-- What is required --
Word for word, repeat every entry that appears below.

-- Excerpts from an interface dataset --
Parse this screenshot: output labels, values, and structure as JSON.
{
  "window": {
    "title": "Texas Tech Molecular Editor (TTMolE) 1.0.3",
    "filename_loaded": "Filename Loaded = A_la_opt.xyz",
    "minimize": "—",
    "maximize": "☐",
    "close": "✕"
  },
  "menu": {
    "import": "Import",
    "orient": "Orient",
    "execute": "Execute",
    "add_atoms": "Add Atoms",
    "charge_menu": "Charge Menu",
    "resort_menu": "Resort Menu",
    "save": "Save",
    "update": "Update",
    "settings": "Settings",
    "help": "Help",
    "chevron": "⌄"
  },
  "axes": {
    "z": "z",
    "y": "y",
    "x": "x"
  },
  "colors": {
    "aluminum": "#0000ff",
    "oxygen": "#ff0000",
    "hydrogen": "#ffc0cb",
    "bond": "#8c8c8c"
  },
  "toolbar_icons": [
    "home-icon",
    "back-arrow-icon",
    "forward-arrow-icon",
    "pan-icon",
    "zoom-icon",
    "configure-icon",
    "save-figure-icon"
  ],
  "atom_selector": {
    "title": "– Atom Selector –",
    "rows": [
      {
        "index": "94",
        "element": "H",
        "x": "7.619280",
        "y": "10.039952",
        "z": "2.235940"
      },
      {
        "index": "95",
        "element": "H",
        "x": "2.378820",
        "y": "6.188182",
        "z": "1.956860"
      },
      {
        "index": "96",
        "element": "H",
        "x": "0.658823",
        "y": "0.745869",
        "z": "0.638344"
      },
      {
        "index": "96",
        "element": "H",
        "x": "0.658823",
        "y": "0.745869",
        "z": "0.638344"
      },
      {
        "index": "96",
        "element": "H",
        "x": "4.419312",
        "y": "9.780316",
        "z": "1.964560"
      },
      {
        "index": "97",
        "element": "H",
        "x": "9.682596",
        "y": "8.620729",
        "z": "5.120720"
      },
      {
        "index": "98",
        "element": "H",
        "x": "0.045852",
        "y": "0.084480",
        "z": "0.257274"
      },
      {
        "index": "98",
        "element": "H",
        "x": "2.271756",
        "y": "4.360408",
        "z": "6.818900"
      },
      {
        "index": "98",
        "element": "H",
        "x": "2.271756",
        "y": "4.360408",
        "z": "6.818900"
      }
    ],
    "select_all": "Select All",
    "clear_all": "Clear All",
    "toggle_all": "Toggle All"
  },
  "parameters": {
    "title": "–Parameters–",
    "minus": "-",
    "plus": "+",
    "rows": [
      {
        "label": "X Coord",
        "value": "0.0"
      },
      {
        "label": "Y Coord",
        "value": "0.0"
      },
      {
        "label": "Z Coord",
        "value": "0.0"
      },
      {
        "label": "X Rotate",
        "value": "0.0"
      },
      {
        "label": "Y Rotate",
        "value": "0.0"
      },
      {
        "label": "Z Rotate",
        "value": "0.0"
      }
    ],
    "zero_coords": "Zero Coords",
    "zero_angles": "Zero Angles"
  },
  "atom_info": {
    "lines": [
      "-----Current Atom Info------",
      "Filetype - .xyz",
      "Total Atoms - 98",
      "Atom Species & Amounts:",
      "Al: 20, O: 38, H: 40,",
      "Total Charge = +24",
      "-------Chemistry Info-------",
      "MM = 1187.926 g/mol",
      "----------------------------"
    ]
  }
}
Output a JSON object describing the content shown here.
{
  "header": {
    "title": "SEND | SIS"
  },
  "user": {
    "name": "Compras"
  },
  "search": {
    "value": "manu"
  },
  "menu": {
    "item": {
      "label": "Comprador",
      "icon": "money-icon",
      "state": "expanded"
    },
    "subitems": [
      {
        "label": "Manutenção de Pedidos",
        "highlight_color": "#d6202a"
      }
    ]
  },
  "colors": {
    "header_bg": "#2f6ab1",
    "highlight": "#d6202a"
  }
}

-- Response to this task --
Parse this screenshot: output labels, values, and structure as JSON.
{
  "window": {
    "title": "Texas Tech Molecular Editor (TTMolE) 1.0.3",
    "filename_loaded": "Filename Loaded = A_la_opt.xyz",
    "minimize": "—",
    "maximize": "☐",
    "close": "✕"
  },
  "menu": {
    "import": "Import",
    "orient": "Orient",
    "execute": "Execute",
    "add_atoms": "Add Atoms",
    "charge_menu": "Charge Menu",
    "resort_menu": "Resort Menu",
    "save": "Save",
    "update": "Update",
    "settings": "Settings",
    "help": "Help",
    "chevron": "⌄"
  },
  "axes": {
    "z": "z",
    "y": "y",
    "x": "x"
  },
  "colors": {
    "aluminum": "#0000ff",
    "oxygen": "#ff0000",
    "hydrogen": "#ffc0cb",
    "bond": "#8c8c8c"
  },
  "toolbar_icons": [
    "home-icon",
    "back-arrow-icon",
    "forward-arrow-icon",
    "pan-icon",
    "zoom-icon",
    "configure-icon",
    "save-figure-icon"
  ],
  "atom_selector": {
    "title": "– Atom Selector –",
    "rows": [
      {
        "index": "94",
        "element": "H",
        "x": "7.619280",
        "y": "10.039952",
        "z": "2.235940"
      },
      {
        "index": "95",
        "element": "H",
        "x": "2.378820",
        "y": "6.188182",
        "z": "1.956860"
      },
      {
        "index": "96",
        "element": "H",
        "x": "0.658823",
        "y": "0.745869",
        "z": "0.638344"
      },
      {
        "index": "96",
        "element": "H",
        "x": "0.658823",
        "y": "0.745869",
        "z": "0.638344"
      },
      {
        "index": "96",
        "element": "H",
        "x": "4.419312",
        "y": "9.780316",
        "z": "1.964560"
      },
      {
        "index": "97",
        "element": "H",
        "x": "9.682596",
        "y": "8.620729",
        "z": "5.120720"
      },
      {
        "index": "98",
        "element": "H",
        "x": "0.045852",
        "y": "0.084480",
        "z": "0.257274"
      },
      {
        "index": "98",
        "element": "H",
        "x": "2.271756",
        "y": "4.360408",
        "z": "6.818900"
      },
      {
        "index": "98",
        "element": "H",
        "x": "2.271756",
        "y": "4.360408",
        "z": "6.818900"
      }
    ],
    "select_all": "Select All",
    "clear_all": "Clear All",
    "toggle_all": "Toggle All"
  },
  "parameters": {
    "title": "–Parameters–",
    "minus": "-",
    "plus": "+",
    "rows": [
      {
        "label": "X Coord",
        "value": "0.0"
      },
      {
        "label": "Y Coord",
        "value": "0.0"
      },
      {
        "label": "Z Coord",
        "value": "0.0"
      },
      {
        "label": "X Rotate",
        "value": "0.0"
      },
      {
        "label": "Y Rotate",
        "value": "0.0"
      },
      {
        "label": "Z Rotate",
        "value": "0.0"
      }
    ],
    "zero_coords": "Zero Coords",
    "zero_angles": "Zero Angles"
  },
  "atom_info": {
    "lines": [
      "-----Current Atom Info------",
      "Filetype - .xyz",
      "Total Atoms - 98",
      "Atom Species & Amounts:",
      "Al: 20, O: 38, H: 40,",
      "Total Charge = +24",
      "-------Chemistry Info-------",
      "MM = 1187.926 g/mol",
      "----------------------------"
    ]
  }
}
Output a JSON object describing the content shown here.
{
  "header": {
    "title": "SEND | SIS"
  },
  "user": {
    "name": "Compras"
  },
  "search": {
    "value": "manu"
  },
  "menu": {
    "item": {
      "label": "Comprador",
      "icon": "money-icon",
      "state": "expanded"
    },
    "subitems": [
      {
        "label": "Manutenção de Pedidos",
        "highlight_color": "#d6202a"
      }
    ]
  },
  "colors": {
    "header_bg": "#2f6ab1",
    "highlight": "#d6202a"
  }
}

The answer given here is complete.